How's this for being prompt! De Prez Jim Hamm and wife Zee have just e-mailed the latest installment of their east coast trip. Here is is:
"Hi again...If you're so inclined to read more about our first Elderhostel trip, here we go. This time we're in Newport, RI, and we finished the first Elderhostel tour last evening in Boston. We rented a car, drove about 60 miles to a motel in Newport, where we start our second Elderhostel tour tonight.
"Yesterday morning we toured 'Old Italy,' an enclave of small shops, condos and apartments in northeast Boston. Our tour guide was an enthusiastic lady who taught Italian cooking for 25 years. She has a condo in 'Old Italy,' has an upbeat, funny attitude, and really enjoys all things Italian. A very enjoyable tour guide.
"Off to the shops we go. They are all small and cater to the people living in 'Old Italy.' Quite an experience. For example, into a small butcher shop a customer goes. One sits down, the butcher comes over and asks want you want. You tell him. He goes into the cooler, brings out the meat, cuts it the way you want, wraps it up, you pay for it, and off you go. No prices shown. You 'know' the butcher, he is honest, the prices fair, and the meat fresh.
"Hi ho, hi ho, into a small grocery store we go (well, okay, it is so small, we just peek in the window as we stand in the street). Michelle goes in, grabs a couple of items, brings them out, tells us all about them. For example, did you know there are male and female eggplant—and how to tell them apart? I didn't either—but now I do. Ha! Why would one want to know that? Well, one tastes better, and she tells us why, so there...(grin)... Then, she goes back in, grabs something else, and another story commences. The owner, just that morning, has driven to a central farmers' market, picked up fresh produce, eggs, etc., and has them on display for you. Nothing is priced or has prices shown. You pick out what you want, he rings up the sale, and off you go.

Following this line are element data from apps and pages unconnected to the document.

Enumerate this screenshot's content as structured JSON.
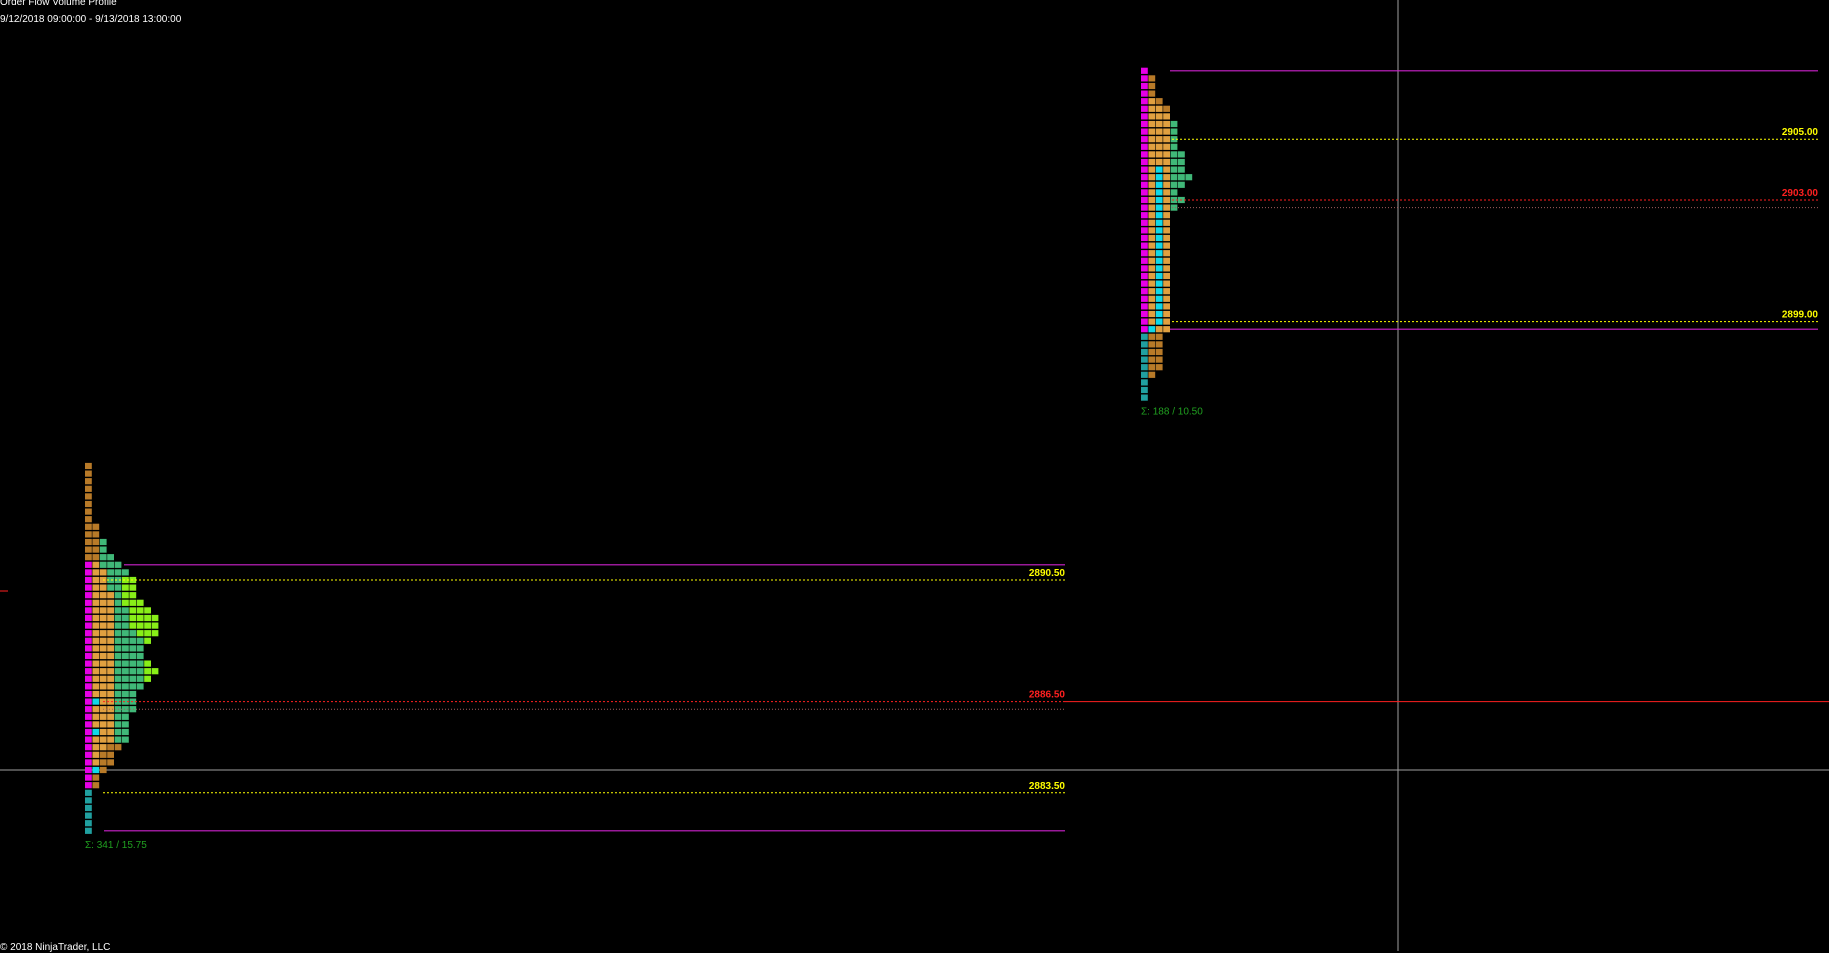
{
  "header": {
    "title": "Order Flow Volume Profile",
    "range": "9/12/2018 09:00:00 - 9/13/2018 13:00:00"
  },
  "footer": {
    "copyright": "© 2018 NinjaTrader, LLC"
  },
  "colors": {
    "background": "#000000",
    "magenta": "#e600e6",
    "orange": "#e0a040",
    "dark_orange": "#b87a28",
    "teal": "#20a0a0",
    "cyan": "#10d8e8",
    "green": "#40b878",
    "lime": "#88ee18",
    "value_area": "#ffff00",
    "poc": "#ff2020",
    "session_range": "#cc22cc",
    "crosshair": "#a0a0a0",
    "summary": "#20a020"
  },
  "chart_data": {
    "type": "volume-profile",
    "tick_size": 0.25,
    "crosshair": {
      "price": 2884.25
    },
    "profiles": [
      {
        "name": "profile-1",
        "top_price": 2894.25,
        "high_line": 2891.0,
        "vah": 2890.5,
        "vah_label": "2890.50",
        "poc": 2886.5,
        "poc_label": "2886.50",
        "poc_line_2": 2886.25,
        "val": 2883.5,
        "val_label": "2883.50",
        "low_line": 2882.25,
        "summary": "Σ: 341 / 15.75",
        "rows": [
          "D",
          "D",
          "D",
          "D",
          "D",
          "D",
          "D",
          "D",
          "DD",
          "DD",
          "DDG",
          "DDG",
          "DDGG",
          "MOGGG",
          "MOOGGG",
          "MOOGGLL",
          "MOOGGLL",
          "MOOOGLL",
          "MOOOGLLL",
          "MOOOGGLLL",
          "MOOOGGLLLL",
          "MOOOGGLLLL",
          "MOOOGGGLLL",
          "MOOOGGGGL",
          "MOOOGGGG",
          "MOOOGGGG",
          "MOOOGGGGL",
          "MOOOGGGGLL",
          "MOOOGGGGL",
          "MOOOGGGG",
          "MOOOGGG",
          "MCOOGGG",
          "MOOOGGG",
          "MOOOGG",
          "MOOOGG",
          "MCOOGG",
          "MOOOGG",
          "MOODD",
          "MODD",
          "MODD",
          "MCD",
          "MD",
          "MD",
          "T",
          "T",
          "T",
          "T",
          "T",
          "T"
        ]
      },
      {
        "name": "profile-2",
        "top_price": 2907.25,
        "high_line": 2907.25,
        "vah": 2905.0,
        "vah_label": "2905.00",
        "poc": 2903.0,
        "poc_label": "2903.00",
        "poc_line_2": 2902.75,
        "val": 2899.0,
        "val_label": "2899.00",
        "low_line": 2898.75,
        "summary": "Σ: 188 / 10.50",
        "rows": [
          "M",
          "MD",
          "MD",
          "MD",
          "MOD",
          "MOOD",
          "MOOO",
          "MOOOG",
          "MOOOG",
          "MOOOG",
          "MOOOG",
          "MOOOGG",
          "MOOOGG",
          "MOCOGG",
          "MOCOGGG",
          "MOCOGG",
          "MOCOG",
          "MOCOGG",
          "MOCOG",
          "MOCO",
          "MOCO",
          "MOCO",
          "MOCO",
          "MOCO",
          "MOCO",
          "MOCO",
          "MOCO",
          "MOCO",
          "MOCO",
          "MOCO",
          "MOCO",
          "MOCO",
          "MOCO",
          "MOCO",
          "MCOO",
          "TDD",
          "TDD",
          "TDD",
          "TDD",
          "TDD",
          "TD",
          "T",
          "T",
          "T"
        ]
      }
    ]
  }
}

"We go into a local wine store and Michelle tells us what Italians drink before, during and after dinner. Then, she pours a sample of her favorite for us—Lemoncello liqueur. It was very tasty, and I'll get some when we return home. And so it goes, small shop after small shop. A very interesting area to live in. Once or twice each year Michelle leads a cooking tour to Italy for a week or so. Zee is already expressing interest in that tour.
"After lunch, we head to Sam Adams Brewery for a tour. A young tour guide (most of them are college students) shows and tells us how Jim Cook, the owner, used a recipe his great-great grandfather used to make beer in Germany many years ago. In 1984 he decided to start making beer, using the same recipe. He was successful from the start, and now sells a huge quantity of 21 different Sam Adams beers. After the tour, we got to sample three of the different types of beer. They do make good beer.
"To finish our tour, we went to Glocouster, a small fishing village on the coast, where we had a very nice lobster dinner. The owner came into the dining room, told us tales about the village, people in the area and the fishing fleet. He then showed us how to easily breakup a lobster for dining. We put on our big, plastic bibs, and dig in. Lobster, corn on the cob, potato, some wine, and strawberry shortcake for desert. Burp! Excuse me...(grin)...
"We're at a Best Western motel now, and again have free wifi. I'll take a break now to rest up for awhile before going in to meet the new group of Elderhostelers. Touring is tough, but someone needs to help the economy, and we sure are!"
Stay tuned for Jim's next installment.